Captain Tuta Riquiras (sometimes transliterated as Rikiras or Requiras) was a famous buccaneer and smuggler whose memory is still invoked by Besq Boat sailors, particularly those who pride themselves in being somehow apart from the rest of society (which is most of them). The swear word (I apologise for using the term, but academic needs should prevail even over manners) “breakas” comes from sailors swearing oaths “by Riquiras”.
As remarkable as his feats as a sailor were, he would probably be unknown outside of Besq circles were it not for his discovery of “Captain Riquiras’ Idol”, also called the “Brass Hell”, in -159 EC. This artefact isn’t actually brass, but some unknown metal of unnatural strength and lightness covered with gold leaf (though it is far more even than any gold leaf method known to artisans today). Engraved on the Idol is a horrific image that is disturbing and stomach-turning, even in comparison to other images of the Alezan pantheon.
Riquiras said the Idol was discovered when his men found an object while diving in the shallows of the Dagger Seas. They were unable to remove the object, but took from it the Idol, which was affixed to one side. The engraving proved disturbing even to some of Riquiras’ hardened buccaneers. One part of the engraving is said to resemble the object they had found on the sea bed, and they claimed that if it were to scale, it would mean the two deities standing in front of it would be slightly larger than Ghyllians.
These particular representations are more offensive to the eye than other Alezan deities, as they mimick the up-right four-limbed appearance of Ghyllians. Some have suggested that they may not be deities themselves, but rather some perverse creation performed in mockery of our natural forms. The taller of the two holds his right hand high in a position of command or perhaps performing some curse on the viewer. The shorter stands apart from him slightly and seems to bear an expression of contempt. Whether the couple are lovers, parent and child, or two aspects of the same figure, has been the subject of much controversy. Other parts of the same drawing appear to be sigils for some dark form of morphomancy and their study was forbidden for a long time.

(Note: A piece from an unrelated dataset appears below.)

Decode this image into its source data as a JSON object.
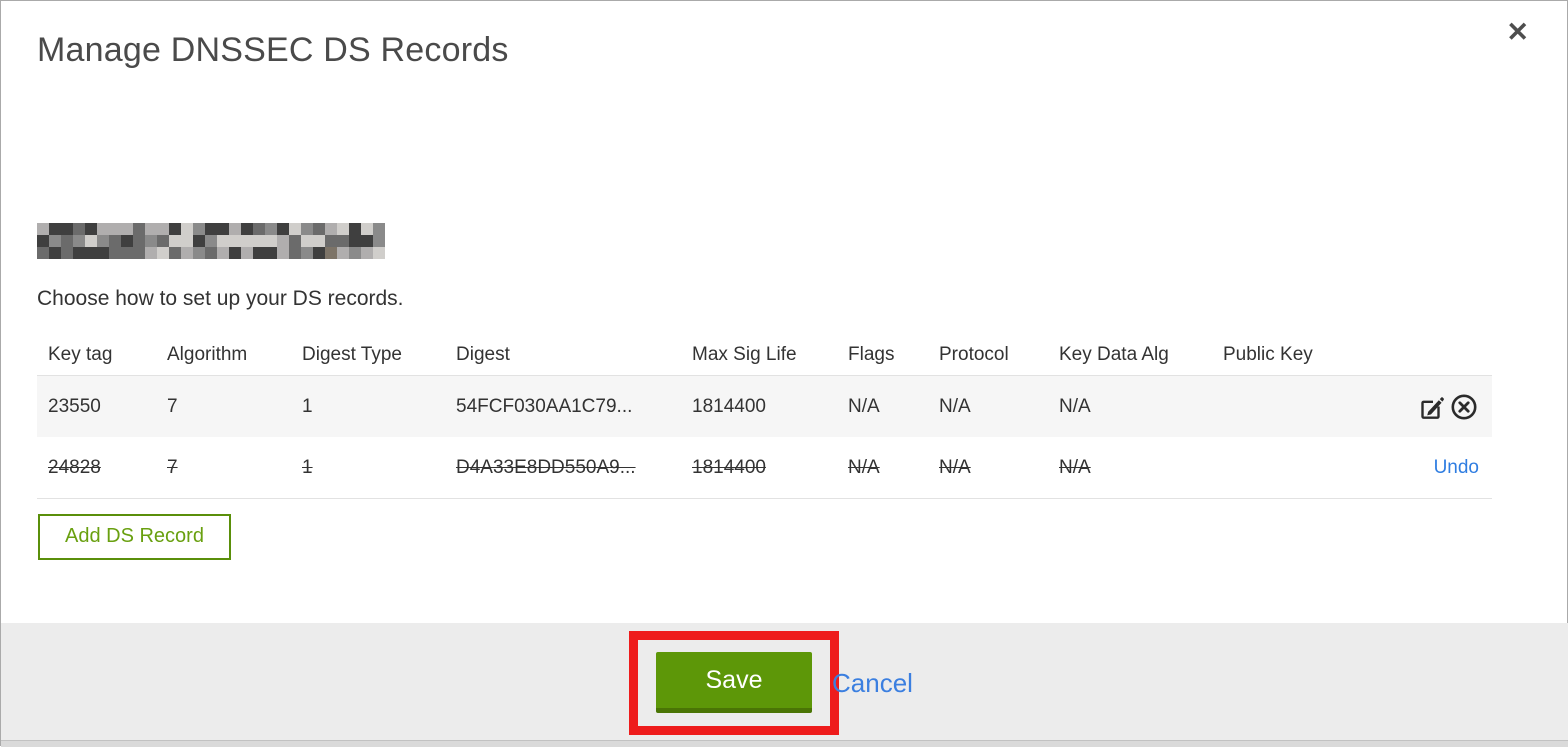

Riquiras himself seemed immune to the psychological impact of the image and had it painted onto the sails of his boats to strike terror into his enemies. This was an unpopular decision amongst his crew, and they murdered him two years later.
For a long time, we debated whether we should portray the image in these pages, but to seal the pages to avoid accidental viewing. Please, unless you are a student of the iconography of the Alezan pantheon, and hence in some measure conditioned to such horrors, stop reading this article. I am smart enough to realise that many young and foolish people will look up this article in the encyclopaedia specifically because they've heard of the Idol and curiosity has got the better of them. I plead now with such readers to reconsider: you will never be able to “unsee” once you have seen.
With that caution in mind, break the seal and view Captain Riquiras' Idol.
--Talliesin 10:26, 18 Sep 2004
As a student of the Unbeliveable and Paranormal and a historian, I am aghast at your lack of knowledge! The figures depicted on the engraving are clearly ancient Ghyllians. Or the people of another world, possibly much like are own. Possibly. Or... Well, all I know is my research turned up images similar to the ones on the Idol, somewhere. You have read the facts you have wrong, my friend, and you lack many others I have access to. Somewhere.--Darus Ixa 09:03, 20 Sep 2004 (EDT)
Hideous. Horrible. It is a great burden we scholars must bear to be exposed to such images. My hat is off to you, Talliesin, for braving such terrors for science.--Joe Bowers 16:44, 23 Sep 2004 (EDT)